The New York State Department of Health (DOH) fined Glengariff Health Care Center, a 262-bed facility located in Glen Cove, New York, $22,879 for numerous deficiencies that contributed to the death of a 65-year-old resident. The affected resident had suffered from a stroke and was also diagnosed with multiple sclerosis and dysphagia, a medical condition in which a person has difficulty swallowing. Because the patient had difficulty with eating and swallowing food, his care plan called for aspiration precautions; such precautions identify patients who are at risk of choking and require that patients be supervised while eating.
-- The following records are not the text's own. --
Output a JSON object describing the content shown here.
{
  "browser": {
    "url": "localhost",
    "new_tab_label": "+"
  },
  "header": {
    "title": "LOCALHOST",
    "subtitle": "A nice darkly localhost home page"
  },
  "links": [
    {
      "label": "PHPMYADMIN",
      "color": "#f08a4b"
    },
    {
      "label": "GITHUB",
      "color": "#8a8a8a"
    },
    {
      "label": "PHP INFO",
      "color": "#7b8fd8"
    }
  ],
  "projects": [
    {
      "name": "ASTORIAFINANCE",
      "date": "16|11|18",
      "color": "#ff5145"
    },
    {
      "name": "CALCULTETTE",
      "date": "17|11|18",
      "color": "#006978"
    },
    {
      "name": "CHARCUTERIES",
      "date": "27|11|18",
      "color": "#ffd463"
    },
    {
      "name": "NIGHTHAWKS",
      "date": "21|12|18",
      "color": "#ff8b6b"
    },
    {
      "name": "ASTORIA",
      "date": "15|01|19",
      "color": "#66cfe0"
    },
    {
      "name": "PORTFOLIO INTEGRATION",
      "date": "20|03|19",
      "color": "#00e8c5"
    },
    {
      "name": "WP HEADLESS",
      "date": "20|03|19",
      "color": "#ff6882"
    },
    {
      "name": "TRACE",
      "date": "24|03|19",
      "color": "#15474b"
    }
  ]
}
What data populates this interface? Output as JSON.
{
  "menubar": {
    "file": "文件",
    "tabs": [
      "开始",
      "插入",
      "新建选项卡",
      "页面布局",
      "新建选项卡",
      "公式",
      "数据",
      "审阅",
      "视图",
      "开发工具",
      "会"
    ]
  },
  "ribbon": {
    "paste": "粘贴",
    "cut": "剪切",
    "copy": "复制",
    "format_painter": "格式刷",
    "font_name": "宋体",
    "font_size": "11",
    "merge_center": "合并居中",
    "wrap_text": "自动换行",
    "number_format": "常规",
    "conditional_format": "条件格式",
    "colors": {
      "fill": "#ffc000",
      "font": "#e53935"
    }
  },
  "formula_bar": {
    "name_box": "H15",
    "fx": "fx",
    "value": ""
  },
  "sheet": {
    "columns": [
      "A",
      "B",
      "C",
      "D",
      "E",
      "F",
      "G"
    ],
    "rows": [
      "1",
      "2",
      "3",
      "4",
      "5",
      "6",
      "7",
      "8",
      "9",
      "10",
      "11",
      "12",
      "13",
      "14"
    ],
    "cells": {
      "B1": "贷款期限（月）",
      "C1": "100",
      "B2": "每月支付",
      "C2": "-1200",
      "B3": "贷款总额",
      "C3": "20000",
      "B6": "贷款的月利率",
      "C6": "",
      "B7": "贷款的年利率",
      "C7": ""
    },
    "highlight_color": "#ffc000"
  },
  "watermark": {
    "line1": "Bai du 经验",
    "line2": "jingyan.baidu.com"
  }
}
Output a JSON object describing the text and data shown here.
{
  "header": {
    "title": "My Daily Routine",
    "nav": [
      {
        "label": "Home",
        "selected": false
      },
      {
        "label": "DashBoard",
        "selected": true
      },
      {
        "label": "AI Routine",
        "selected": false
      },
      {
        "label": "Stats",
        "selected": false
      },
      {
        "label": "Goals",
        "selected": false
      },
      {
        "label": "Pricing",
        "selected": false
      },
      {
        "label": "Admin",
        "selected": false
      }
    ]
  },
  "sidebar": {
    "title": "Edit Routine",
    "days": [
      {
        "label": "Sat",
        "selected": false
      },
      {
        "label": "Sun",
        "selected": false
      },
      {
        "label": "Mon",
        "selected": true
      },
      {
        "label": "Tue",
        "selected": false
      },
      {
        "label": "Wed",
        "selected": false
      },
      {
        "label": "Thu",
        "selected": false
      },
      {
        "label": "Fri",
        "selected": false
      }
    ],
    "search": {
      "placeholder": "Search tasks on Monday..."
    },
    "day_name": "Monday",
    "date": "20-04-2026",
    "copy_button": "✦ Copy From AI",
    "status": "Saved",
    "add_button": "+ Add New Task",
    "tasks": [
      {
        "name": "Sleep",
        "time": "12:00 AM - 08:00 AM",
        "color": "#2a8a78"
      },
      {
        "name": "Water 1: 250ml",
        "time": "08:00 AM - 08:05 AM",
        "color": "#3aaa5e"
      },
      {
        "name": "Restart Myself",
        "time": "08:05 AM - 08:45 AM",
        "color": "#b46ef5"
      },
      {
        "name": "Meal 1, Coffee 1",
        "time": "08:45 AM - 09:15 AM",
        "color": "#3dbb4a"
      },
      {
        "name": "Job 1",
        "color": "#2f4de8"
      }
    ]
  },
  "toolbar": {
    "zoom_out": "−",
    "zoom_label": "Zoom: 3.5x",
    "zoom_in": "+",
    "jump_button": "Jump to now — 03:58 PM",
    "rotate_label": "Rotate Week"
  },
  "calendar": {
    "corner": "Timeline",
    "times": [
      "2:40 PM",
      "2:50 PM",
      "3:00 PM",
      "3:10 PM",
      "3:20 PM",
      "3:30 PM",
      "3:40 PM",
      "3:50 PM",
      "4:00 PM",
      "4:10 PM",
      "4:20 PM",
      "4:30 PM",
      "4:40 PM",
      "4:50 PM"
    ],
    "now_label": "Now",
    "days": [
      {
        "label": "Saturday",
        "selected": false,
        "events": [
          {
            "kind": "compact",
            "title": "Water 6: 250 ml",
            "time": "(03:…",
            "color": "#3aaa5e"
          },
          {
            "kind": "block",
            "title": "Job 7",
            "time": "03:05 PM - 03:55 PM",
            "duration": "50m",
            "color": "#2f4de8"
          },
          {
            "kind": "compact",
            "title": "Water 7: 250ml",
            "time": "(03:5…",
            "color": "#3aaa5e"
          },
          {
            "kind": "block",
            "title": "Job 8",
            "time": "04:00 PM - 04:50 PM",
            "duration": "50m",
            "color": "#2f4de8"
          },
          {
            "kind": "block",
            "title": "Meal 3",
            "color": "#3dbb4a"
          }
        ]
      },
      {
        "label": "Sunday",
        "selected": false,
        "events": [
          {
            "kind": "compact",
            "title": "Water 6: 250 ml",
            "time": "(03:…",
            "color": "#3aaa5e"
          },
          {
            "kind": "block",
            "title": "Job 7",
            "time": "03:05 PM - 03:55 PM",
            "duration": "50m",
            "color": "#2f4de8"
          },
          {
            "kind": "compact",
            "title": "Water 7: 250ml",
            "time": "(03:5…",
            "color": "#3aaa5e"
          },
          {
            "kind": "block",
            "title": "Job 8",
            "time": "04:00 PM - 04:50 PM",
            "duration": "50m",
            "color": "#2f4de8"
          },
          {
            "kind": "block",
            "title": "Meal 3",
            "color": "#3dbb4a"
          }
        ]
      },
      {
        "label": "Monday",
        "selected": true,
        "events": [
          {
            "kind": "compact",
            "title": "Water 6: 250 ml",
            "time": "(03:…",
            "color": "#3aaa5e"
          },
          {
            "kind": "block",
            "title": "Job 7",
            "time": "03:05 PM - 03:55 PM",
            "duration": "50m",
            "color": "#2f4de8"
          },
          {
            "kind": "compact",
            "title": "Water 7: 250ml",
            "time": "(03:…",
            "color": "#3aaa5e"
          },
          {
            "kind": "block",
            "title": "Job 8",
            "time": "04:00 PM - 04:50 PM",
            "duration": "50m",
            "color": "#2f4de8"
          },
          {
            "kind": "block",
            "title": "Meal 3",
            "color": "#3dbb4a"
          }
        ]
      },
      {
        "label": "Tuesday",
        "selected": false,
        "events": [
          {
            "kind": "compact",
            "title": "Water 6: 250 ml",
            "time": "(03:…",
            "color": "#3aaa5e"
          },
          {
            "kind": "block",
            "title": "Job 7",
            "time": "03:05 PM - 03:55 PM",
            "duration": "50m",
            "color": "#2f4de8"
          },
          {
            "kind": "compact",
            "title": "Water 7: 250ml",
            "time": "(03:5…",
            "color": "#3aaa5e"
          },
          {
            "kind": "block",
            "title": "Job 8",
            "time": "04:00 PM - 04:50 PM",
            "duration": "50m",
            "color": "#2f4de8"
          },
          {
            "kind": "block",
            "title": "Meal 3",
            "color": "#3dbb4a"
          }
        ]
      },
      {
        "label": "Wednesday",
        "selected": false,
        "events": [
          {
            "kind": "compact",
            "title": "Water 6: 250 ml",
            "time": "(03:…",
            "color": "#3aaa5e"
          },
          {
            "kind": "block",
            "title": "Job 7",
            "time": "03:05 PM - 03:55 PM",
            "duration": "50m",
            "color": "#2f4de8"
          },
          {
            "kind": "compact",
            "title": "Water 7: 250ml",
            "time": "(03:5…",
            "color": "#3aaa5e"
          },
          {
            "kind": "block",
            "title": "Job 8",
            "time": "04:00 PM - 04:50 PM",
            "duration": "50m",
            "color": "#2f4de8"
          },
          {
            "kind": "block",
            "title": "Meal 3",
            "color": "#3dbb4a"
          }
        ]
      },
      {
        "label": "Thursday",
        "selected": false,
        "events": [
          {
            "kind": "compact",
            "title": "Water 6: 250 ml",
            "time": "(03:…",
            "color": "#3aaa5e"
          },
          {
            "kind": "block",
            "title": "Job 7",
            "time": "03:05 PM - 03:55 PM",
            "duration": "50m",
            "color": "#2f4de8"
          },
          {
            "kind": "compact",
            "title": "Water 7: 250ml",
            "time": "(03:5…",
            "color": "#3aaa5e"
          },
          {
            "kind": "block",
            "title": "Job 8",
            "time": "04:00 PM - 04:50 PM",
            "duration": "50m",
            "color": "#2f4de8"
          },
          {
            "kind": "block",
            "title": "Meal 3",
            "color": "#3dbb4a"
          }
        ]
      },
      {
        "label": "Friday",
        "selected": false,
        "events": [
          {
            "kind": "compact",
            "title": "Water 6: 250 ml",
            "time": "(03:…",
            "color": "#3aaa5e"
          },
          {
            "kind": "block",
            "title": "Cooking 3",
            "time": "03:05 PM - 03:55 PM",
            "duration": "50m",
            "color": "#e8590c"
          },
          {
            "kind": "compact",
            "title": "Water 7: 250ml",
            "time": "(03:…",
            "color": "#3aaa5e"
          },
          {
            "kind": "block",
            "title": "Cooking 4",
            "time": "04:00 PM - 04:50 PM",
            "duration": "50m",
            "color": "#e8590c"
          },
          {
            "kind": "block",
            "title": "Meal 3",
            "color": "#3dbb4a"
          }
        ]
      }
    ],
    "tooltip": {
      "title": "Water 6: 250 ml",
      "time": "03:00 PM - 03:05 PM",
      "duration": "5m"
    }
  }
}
On July 21, 2013, a certified nursing assistant (CNA) gave the resident his lunch tray around 12:15 p.m. The CNA then left the patient alone in his room to eat his meal. She stated that she always left the patient alone to eat and told a DOH investigators, “I let him eat alone; I don’t remember hearing that it wasn’t allowed.” However, when the CNA returned a 1:00 p.m. to collect the resident’s lunch tray, she found him slumped over in his wheelchair and foaming at the mouth. The CNA then notified a licensed practical nurse (LPN), who found the patient unresponsive and without a pulse. The LPN then summoned another nurse for assistance. The nurse quickly assessed the situation and left the room to announce a “code blue” over the intercom.
In the meantime, the LPN transferred the resident to his bed with the help of an aide. A nursing supervisor arrived in the patient’s room, but she quickly left to get a “crash cart.” When the nursing supervisor returned to the room with the car, she then initiated CPR. She did not use an Automated External Defibrulator (AED), a device that administers electrical shocks to help restart a patient’s heart. When 911 emergency personnel arrived, they used their AED in an attempt to save the resident, who was then transferred to the hospital. He died a short time later.
During an interview with DOH investigators, the Medical Director of the facility stated that he did not know about the nursing home’s policies and procedures regarding CPR. However, the director did state that “any patient on aspiration precautions should always be supervised when eating.” A DOH report concluded that staff members failed to provide CPR in a timely fashion and that the “Administration failed to develop and implement policies and procedures for CPR and aspiration precautions; failed to ensure staff were knowledgeable of when to initiate CPR.” The facility was also cited for failing to conduct a thorough investigation into the resident’s death.
According to the “Nursing Home Compare” website, the facility was rated as being much below average. The facility’s health inspection records were also rated as much below average.